DATA FOR REVIEW:
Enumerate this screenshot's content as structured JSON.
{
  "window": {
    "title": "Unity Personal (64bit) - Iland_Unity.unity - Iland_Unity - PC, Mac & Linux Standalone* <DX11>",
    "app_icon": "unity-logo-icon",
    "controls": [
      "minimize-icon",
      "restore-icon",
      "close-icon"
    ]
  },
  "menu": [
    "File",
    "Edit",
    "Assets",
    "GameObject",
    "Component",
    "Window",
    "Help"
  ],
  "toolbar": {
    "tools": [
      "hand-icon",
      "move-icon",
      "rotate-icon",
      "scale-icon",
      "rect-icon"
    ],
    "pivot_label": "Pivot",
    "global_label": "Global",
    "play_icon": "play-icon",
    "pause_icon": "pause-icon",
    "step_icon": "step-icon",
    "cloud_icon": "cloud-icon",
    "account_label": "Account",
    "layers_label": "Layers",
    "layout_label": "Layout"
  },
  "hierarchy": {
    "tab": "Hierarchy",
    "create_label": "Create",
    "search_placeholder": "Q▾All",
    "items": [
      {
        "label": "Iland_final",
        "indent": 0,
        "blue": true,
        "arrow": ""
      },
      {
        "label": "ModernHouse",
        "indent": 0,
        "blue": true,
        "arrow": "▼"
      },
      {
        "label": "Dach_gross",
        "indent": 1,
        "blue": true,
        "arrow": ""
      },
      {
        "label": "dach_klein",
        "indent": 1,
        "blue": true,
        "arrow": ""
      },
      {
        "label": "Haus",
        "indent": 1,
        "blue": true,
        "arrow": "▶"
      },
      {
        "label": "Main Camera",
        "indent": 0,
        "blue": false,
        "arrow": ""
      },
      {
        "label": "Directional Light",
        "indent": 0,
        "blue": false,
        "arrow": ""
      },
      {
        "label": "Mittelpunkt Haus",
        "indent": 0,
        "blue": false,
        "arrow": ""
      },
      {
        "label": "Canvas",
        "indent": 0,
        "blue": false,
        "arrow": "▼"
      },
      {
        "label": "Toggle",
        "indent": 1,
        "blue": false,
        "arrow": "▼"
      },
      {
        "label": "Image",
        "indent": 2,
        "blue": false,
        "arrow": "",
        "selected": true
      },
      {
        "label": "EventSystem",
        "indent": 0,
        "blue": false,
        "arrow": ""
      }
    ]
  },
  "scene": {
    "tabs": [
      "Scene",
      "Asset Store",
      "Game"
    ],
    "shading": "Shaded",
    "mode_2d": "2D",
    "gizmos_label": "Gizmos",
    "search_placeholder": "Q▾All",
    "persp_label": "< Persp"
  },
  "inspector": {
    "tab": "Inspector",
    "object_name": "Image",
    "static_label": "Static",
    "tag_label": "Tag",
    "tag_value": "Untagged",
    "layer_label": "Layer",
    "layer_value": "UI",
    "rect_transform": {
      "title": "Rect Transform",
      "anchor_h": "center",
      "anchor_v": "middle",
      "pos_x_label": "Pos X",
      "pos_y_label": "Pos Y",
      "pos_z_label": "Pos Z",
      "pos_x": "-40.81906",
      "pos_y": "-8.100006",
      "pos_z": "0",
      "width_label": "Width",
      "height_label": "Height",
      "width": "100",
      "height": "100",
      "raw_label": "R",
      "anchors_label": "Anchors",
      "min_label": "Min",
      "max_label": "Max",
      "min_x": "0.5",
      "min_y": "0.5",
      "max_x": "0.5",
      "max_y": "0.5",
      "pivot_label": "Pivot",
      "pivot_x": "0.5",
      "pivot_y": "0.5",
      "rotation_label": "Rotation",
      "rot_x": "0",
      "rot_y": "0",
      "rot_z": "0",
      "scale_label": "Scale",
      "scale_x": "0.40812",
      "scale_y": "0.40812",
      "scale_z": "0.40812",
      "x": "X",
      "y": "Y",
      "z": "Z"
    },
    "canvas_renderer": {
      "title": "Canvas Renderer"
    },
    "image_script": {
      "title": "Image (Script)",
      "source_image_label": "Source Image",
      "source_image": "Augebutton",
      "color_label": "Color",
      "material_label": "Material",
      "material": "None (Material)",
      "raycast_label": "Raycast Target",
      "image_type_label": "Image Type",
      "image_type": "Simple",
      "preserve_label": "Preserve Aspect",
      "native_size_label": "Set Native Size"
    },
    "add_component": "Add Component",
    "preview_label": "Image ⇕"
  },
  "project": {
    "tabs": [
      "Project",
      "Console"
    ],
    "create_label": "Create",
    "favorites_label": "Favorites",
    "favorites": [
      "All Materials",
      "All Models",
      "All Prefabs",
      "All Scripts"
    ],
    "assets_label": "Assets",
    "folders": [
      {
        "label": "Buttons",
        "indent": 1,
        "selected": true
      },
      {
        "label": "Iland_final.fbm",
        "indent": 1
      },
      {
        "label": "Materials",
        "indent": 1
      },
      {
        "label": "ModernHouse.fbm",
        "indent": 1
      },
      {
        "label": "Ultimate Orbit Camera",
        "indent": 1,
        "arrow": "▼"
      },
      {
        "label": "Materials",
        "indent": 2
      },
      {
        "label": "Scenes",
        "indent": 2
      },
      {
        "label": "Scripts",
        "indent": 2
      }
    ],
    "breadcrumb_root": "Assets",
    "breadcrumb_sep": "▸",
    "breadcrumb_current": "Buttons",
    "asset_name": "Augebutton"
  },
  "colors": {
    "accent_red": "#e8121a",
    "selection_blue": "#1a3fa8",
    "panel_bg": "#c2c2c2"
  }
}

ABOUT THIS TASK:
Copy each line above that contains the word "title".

ANSWER SPACE:
    "title": "Unity Personal (64bit) - Iland_Unity.unity - Iland_Unity - PC, Mac & Linux Standalone* <DX11>",
      "title": "Rect Transform",
      "title": "Canvas Renderer"
      "title": "Image (Script)",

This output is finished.